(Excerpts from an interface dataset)
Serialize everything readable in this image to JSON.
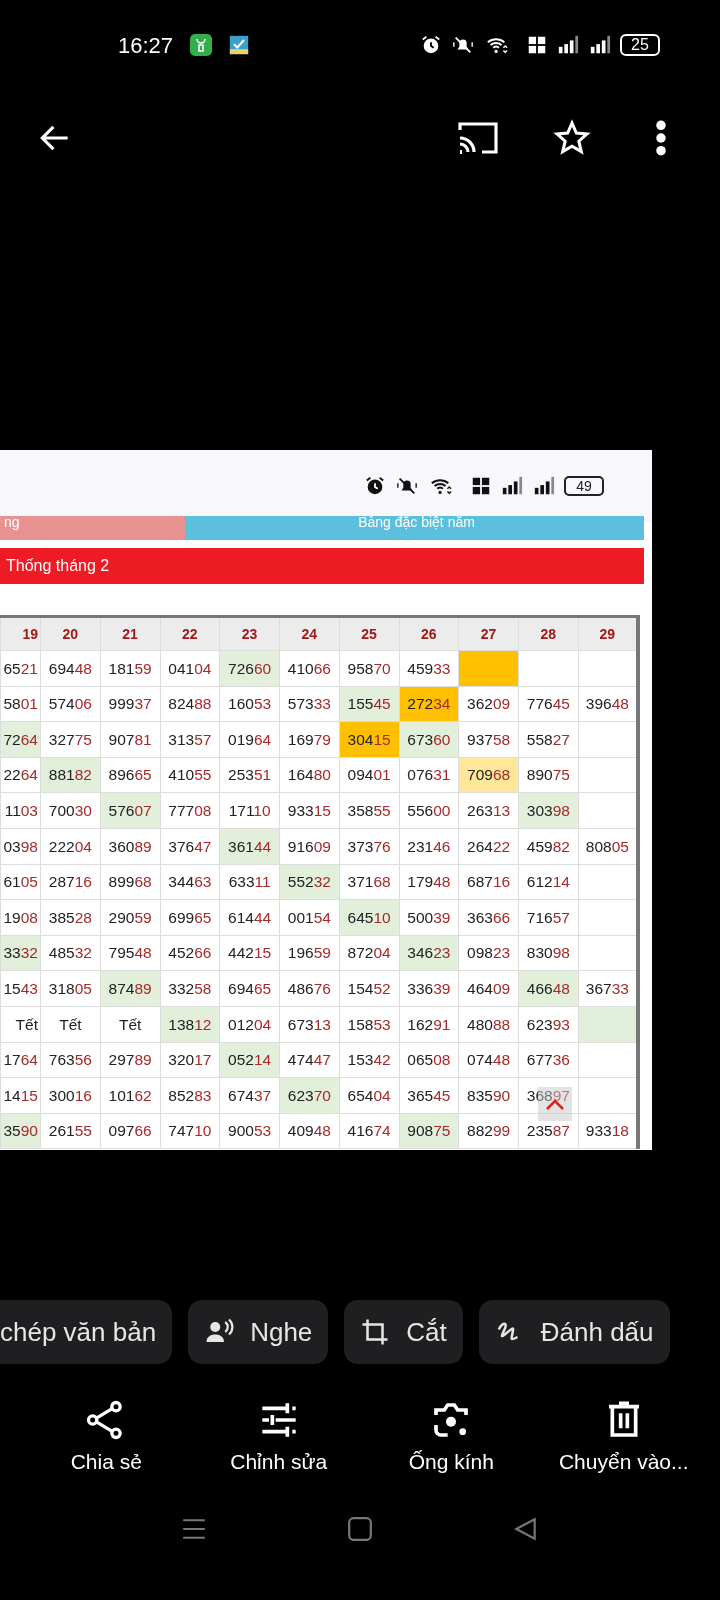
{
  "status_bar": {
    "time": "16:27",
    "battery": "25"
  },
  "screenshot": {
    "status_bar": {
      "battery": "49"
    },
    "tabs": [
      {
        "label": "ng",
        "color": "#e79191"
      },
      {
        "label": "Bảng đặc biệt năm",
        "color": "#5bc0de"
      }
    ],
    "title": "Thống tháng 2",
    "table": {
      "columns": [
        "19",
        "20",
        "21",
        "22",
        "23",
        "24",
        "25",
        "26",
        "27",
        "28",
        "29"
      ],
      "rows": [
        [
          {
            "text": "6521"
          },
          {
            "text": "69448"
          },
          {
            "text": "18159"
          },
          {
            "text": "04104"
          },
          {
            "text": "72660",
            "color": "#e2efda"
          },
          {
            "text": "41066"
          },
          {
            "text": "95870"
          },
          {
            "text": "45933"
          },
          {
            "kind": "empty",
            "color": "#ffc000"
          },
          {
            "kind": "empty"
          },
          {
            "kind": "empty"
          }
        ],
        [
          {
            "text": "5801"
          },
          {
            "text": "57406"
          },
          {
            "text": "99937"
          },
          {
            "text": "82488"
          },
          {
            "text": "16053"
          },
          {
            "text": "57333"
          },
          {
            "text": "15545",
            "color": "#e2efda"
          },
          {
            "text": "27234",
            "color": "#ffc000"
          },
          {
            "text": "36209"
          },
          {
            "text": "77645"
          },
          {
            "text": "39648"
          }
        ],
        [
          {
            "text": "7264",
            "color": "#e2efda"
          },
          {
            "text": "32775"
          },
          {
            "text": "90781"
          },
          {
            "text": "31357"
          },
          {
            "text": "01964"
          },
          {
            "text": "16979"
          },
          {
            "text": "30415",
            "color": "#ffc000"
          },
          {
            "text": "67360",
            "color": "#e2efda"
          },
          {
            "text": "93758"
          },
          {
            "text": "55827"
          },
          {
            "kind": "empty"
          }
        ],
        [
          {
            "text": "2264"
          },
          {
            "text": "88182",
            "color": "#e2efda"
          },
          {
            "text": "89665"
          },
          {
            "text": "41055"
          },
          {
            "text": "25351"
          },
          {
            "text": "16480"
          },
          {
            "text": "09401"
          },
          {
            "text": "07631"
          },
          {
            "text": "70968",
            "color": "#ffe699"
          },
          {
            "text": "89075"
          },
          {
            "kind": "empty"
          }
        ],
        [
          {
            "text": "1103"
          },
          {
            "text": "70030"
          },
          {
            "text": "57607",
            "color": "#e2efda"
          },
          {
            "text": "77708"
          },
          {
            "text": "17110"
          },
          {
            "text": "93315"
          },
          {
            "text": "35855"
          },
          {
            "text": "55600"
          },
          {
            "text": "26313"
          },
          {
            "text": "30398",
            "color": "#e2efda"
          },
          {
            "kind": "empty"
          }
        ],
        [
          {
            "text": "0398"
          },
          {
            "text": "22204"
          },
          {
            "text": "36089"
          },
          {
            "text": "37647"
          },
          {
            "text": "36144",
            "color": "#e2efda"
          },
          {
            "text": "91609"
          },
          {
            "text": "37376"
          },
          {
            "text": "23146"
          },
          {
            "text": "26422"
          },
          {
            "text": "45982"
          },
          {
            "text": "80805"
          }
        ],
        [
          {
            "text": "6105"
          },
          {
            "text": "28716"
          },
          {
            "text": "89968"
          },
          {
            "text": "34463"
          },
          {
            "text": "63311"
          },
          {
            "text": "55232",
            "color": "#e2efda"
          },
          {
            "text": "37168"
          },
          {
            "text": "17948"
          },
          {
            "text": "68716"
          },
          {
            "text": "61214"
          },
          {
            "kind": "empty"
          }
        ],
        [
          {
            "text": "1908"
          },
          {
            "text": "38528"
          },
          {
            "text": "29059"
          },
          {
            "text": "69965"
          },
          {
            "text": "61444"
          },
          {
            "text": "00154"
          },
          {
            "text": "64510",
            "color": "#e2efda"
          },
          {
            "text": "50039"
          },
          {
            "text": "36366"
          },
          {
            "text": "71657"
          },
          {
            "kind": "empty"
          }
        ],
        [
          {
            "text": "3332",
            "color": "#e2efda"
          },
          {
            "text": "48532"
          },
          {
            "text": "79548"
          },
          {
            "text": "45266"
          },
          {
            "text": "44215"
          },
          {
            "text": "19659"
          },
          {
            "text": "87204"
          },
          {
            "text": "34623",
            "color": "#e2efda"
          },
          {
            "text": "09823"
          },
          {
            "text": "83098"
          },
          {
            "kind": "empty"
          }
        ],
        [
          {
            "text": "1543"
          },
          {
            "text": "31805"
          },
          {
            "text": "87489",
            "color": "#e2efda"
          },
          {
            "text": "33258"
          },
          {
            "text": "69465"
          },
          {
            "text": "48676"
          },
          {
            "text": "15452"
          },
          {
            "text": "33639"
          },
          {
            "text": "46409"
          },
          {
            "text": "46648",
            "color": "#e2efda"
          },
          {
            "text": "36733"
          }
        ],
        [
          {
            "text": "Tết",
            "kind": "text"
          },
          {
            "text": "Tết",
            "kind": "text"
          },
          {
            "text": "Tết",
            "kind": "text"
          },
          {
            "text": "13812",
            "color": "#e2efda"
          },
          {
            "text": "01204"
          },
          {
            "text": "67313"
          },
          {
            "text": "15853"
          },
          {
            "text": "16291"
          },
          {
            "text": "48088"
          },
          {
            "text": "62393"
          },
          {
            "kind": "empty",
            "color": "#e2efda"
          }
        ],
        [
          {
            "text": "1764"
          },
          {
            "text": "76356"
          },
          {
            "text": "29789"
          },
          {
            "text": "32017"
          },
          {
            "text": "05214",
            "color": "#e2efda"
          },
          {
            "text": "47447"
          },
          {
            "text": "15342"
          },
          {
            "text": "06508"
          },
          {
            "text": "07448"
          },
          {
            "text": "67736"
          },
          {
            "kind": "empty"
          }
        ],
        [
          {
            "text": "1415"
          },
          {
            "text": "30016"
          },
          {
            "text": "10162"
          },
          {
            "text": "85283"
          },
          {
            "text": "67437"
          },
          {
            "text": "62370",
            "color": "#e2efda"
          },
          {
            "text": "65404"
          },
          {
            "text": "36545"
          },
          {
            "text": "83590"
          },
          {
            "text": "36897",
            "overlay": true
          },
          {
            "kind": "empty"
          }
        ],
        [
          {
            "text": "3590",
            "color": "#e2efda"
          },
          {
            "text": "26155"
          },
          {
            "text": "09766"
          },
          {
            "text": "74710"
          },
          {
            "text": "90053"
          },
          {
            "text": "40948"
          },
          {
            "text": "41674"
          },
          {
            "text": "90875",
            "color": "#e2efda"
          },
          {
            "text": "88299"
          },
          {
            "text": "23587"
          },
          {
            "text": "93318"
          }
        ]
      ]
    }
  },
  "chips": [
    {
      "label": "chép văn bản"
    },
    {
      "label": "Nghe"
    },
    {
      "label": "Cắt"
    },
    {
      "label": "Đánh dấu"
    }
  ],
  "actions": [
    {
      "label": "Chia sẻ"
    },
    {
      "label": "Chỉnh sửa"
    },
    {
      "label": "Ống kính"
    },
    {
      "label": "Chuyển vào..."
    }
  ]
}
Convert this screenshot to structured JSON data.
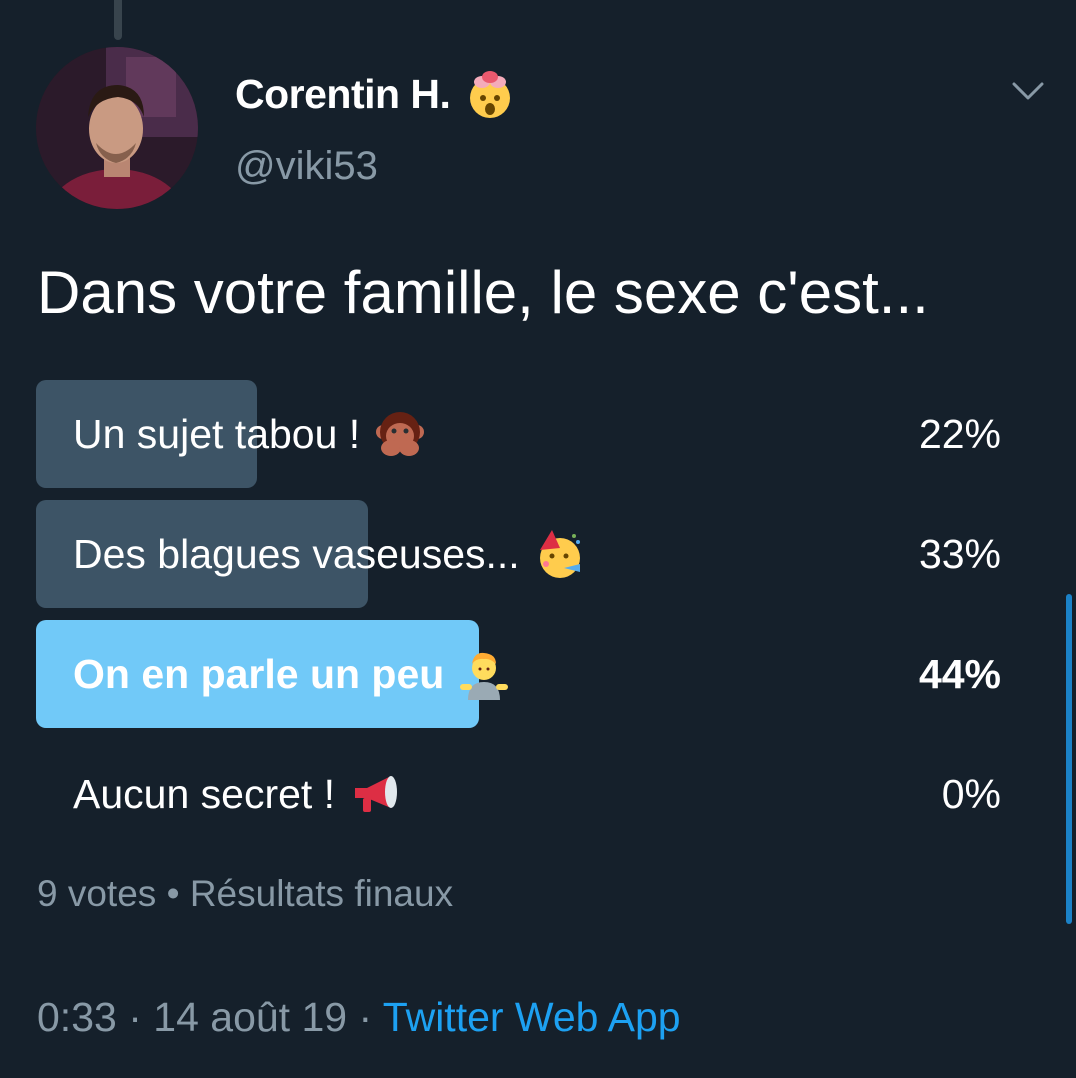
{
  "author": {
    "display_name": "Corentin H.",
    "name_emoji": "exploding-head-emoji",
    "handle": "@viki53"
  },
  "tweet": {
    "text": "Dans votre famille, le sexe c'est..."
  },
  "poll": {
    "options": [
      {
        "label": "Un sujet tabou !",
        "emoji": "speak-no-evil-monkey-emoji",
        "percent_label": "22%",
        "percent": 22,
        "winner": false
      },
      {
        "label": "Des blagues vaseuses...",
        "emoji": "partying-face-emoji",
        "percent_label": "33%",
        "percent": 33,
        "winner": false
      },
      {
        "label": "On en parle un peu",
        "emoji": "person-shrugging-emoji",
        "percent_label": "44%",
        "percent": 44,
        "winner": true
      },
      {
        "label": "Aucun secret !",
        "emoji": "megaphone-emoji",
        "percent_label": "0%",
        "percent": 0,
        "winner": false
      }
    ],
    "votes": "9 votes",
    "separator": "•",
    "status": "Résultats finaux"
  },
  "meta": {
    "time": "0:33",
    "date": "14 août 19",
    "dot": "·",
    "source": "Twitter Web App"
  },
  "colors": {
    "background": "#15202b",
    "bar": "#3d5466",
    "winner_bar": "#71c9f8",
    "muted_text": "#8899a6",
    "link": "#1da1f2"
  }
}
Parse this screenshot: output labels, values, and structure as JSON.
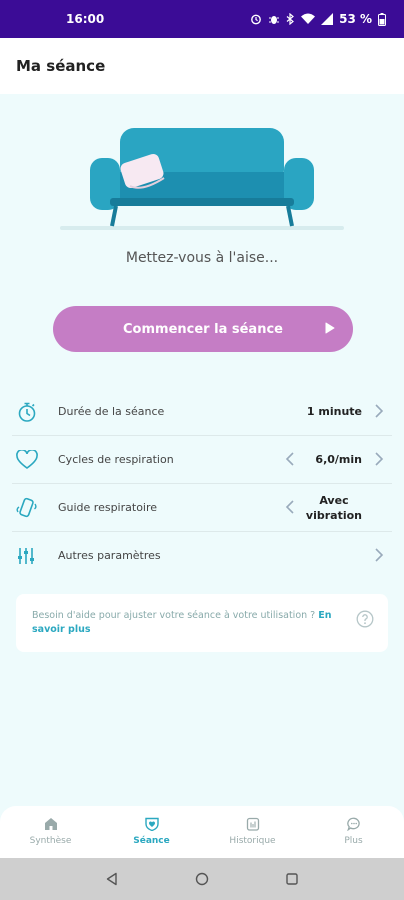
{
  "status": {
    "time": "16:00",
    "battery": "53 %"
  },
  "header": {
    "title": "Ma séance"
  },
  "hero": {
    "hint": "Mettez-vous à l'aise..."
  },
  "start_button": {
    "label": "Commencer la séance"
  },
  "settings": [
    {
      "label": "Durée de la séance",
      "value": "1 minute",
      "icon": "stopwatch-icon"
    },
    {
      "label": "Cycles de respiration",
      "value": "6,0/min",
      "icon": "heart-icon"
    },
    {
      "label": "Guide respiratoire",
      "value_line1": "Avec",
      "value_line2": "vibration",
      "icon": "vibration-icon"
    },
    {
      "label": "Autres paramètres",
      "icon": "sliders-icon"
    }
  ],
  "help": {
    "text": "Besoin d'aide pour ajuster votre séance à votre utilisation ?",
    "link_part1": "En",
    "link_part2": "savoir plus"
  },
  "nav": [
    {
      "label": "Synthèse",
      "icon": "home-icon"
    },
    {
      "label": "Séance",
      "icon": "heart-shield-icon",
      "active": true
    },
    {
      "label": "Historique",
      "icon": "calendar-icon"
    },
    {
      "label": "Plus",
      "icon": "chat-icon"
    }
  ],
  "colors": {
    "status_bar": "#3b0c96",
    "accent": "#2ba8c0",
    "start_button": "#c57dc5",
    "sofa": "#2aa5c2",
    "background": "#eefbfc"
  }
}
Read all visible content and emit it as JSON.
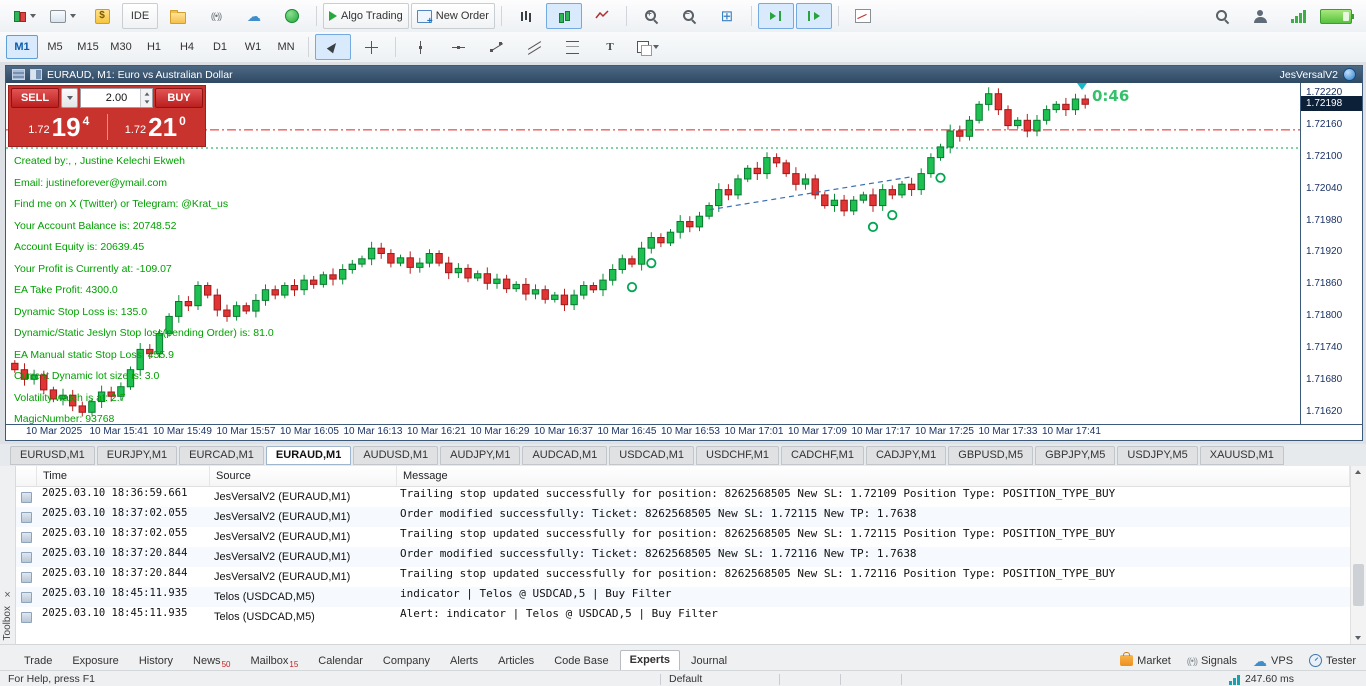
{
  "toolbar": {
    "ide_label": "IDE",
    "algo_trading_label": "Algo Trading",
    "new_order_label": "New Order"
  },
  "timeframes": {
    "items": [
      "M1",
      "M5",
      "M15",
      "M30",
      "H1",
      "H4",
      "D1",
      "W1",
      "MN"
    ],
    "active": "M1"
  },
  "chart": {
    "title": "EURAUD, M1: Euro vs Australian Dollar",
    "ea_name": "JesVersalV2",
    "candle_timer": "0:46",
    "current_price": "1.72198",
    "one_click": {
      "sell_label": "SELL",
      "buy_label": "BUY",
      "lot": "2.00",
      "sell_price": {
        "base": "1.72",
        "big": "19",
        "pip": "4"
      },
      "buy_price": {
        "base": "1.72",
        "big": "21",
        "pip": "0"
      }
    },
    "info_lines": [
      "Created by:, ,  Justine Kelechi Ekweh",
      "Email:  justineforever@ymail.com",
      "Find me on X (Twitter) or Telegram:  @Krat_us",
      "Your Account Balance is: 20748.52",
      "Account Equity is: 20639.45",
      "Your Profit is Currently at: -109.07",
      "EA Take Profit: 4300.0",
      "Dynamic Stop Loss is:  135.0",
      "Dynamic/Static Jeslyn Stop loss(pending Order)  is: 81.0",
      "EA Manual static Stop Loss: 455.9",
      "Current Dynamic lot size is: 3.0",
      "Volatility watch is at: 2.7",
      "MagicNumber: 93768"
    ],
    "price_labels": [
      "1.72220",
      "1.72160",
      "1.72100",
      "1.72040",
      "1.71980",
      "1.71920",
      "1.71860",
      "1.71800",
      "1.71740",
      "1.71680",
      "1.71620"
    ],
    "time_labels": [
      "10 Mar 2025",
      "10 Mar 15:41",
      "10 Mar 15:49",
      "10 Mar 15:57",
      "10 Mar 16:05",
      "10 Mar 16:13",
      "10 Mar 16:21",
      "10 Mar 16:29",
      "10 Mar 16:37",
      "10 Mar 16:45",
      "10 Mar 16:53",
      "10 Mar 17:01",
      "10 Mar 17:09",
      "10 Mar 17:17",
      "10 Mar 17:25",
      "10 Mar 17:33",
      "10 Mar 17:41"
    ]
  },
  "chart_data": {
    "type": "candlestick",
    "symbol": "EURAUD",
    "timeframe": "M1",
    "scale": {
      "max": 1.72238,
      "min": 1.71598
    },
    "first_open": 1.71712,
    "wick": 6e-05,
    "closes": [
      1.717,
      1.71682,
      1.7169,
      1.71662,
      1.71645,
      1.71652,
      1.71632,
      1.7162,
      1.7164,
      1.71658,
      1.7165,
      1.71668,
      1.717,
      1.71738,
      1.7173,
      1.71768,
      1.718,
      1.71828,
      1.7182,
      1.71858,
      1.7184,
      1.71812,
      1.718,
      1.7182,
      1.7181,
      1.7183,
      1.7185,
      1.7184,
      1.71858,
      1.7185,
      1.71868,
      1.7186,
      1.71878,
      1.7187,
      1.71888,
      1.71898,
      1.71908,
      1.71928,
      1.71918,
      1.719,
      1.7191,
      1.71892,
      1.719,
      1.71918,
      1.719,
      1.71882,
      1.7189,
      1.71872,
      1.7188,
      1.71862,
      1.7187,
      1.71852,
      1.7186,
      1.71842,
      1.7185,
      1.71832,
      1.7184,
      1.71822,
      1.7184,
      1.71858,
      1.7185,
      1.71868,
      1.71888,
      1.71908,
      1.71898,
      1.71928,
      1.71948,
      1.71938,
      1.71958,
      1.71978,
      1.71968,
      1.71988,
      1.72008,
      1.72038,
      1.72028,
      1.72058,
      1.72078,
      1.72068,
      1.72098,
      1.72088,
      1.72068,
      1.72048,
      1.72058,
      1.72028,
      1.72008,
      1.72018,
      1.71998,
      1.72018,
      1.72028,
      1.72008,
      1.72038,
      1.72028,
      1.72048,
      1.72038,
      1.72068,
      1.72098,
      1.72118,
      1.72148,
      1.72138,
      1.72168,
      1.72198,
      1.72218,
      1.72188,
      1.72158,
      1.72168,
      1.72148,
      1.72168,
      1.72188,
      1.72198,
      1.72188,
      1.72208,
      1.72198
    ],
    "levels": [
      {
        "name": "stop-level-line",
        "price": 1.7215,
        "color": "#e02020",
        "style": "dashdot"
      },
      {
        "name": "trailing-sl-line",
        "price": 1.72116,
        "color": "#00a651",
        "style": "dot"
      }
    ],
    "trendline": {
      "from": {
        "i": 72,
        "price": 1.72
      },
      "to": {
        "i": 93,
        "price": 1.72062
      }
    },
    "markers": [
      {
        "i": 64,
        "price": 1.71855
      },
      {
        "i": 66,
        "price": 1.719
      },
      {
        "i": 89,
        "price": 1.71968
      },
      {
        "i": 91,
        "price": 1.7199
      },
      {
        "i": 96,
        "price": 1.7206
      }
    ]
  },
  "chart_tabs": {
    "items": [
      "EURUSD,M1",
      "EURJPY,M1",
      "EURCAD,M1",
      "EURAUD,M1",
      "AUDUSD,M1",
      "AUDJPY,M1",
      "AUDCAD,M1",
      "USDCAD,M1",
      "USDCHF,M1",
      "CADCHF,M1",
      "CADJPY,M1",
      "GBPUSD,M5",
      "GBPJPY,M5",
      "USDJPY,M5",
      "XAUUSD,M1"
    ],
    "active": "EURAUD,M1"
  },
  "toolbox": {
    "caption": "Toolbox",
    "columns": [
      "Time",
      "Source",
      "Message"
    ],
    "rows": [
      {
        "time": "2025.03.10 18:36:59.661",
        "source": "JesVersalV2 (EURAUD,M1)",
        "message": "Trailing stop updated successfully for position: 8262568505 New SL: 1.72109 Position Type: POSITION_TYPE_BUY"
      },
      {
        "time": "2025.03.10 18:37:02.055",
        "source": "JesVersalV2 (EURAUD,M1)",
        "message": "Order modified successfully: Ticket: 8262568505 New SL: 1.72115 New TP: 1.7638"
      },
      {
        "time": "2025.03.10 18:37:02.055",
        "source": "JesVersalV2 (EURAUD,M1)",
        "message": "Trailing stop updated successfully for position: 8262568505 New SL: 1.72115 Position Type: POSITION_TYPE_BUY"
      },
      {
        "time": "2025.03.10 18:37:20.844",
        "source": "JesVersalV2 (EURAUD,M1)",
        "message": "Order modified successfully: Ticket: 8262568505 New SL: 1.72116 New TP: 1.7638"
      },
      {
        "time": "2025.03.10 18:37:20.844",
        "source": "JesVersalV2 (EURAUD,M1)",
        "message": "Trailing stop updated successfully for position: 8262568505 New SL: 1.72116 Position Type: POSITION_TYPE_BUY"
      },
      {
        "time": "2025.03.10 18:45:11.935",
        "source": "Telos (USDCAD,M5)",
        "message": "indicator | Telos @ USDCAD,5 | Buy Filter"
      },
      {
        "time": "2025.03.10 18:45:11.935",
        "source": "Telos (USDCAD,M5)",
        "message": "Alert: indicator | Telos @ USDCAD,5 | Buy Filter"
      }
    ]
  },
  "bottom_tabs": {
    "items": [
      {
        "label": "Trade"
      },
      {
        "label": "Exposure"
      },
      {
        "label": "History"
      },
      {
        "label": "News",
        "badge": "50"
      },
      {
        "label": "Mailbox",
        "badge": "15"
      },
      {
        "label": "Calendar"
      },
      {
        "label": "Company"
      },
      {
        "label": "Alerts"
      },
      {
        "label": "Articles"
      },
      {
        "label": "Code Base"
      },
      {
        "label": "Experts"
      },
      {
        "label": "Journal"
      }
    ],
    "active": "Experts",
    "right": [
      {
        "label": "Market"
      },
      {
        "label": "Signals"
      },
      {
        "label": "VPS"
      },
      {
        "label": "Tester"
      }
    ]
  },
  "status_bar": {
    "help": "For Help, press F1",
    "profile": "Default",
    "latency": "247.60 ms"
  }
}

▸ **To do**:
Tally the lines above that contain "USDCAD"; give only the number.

▸ **Response for this exercise**:
5